Primary cardiac tumors are rare, but cardiac metastatic disease to the heart occurs in approximately 5% of patients with terminally ill cancer . Melanoma, lung cancer, lymphoma, and breast cancers have the highest rates of cardiac metastasis. Cardiac involvement is present in approximately 64% of cases with metastatic melanoma [3,4]. The primary malignancy of our patient was a clear cell sarcoma, which is a rare, variant type of tumor that is often classified as a type of melanoma. Given the low incidence of clear cell sarcoma, prediction of cardiac metastasis is difficult. However given that clear cell sarcoma exhibits much of the same clinical behavior of metastatic melanoma, we chose to review melanoma in addition to these rare sarcomas, since clinicians should assess for cardiac disease in either diagnosis. Cardiac involvement of clear cell sarcoma was studied at the Osaka University Graduate School of Medicine in Japan. Their study looked at 641 patients with sarcoma and identified 11 patients who were diagnosed with intercardiac lesions while living, of these, 2 patients carried the diagnosis of clear cell sarcoma. The overall findings of their study recommended routine echocardiography to assess for cardiac lesions in any soft tissue sarcoma [5-8]. Malignant melanoma can appear at almost any anatomical location and with a relatively unpredictable time scale.

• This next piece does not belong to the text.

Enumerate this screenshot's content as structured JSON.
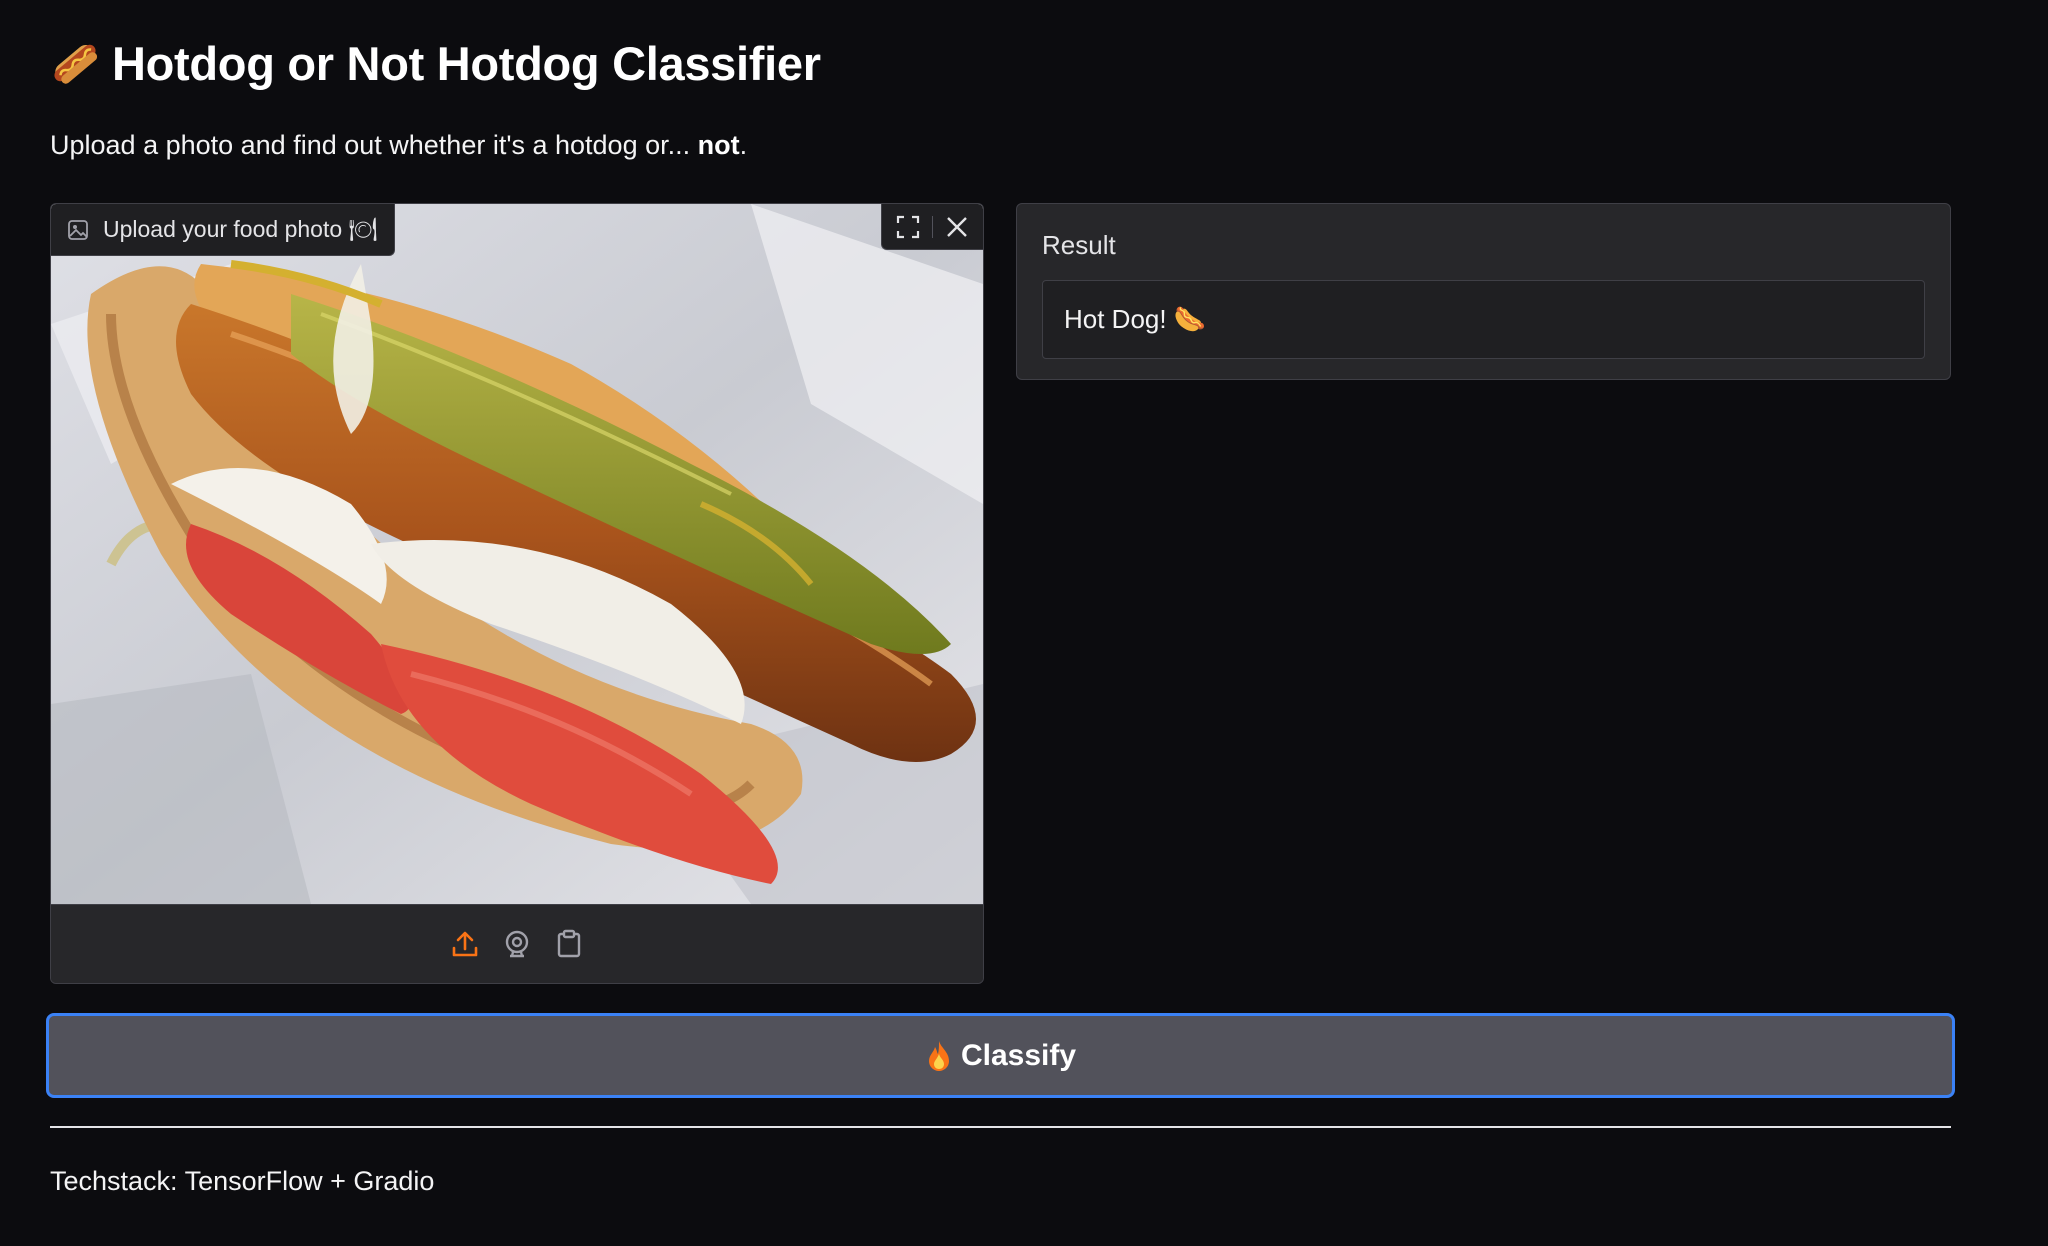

Relative to the heart, one author indicated cardiac metastasis was observed upon autopsy in 45 out of 70 patients with malignant melanoma. Malignant melanoma most commonly involves the myocardium and a preference for the right atrium, although any location could potentially be involved . One theory for melanomic cardiac affinity relates to a common embryonic neural crest origin . The endocardial cushions, which are derived from neural crest, form part of cardiac septae. For patients with malignant melanoma and soft tissue sarcomas, clinicians should consider utilizing screening for assessing cardiac involvement using TTE or TEE, given the incidence of cardiac metastasis associated with disease progression.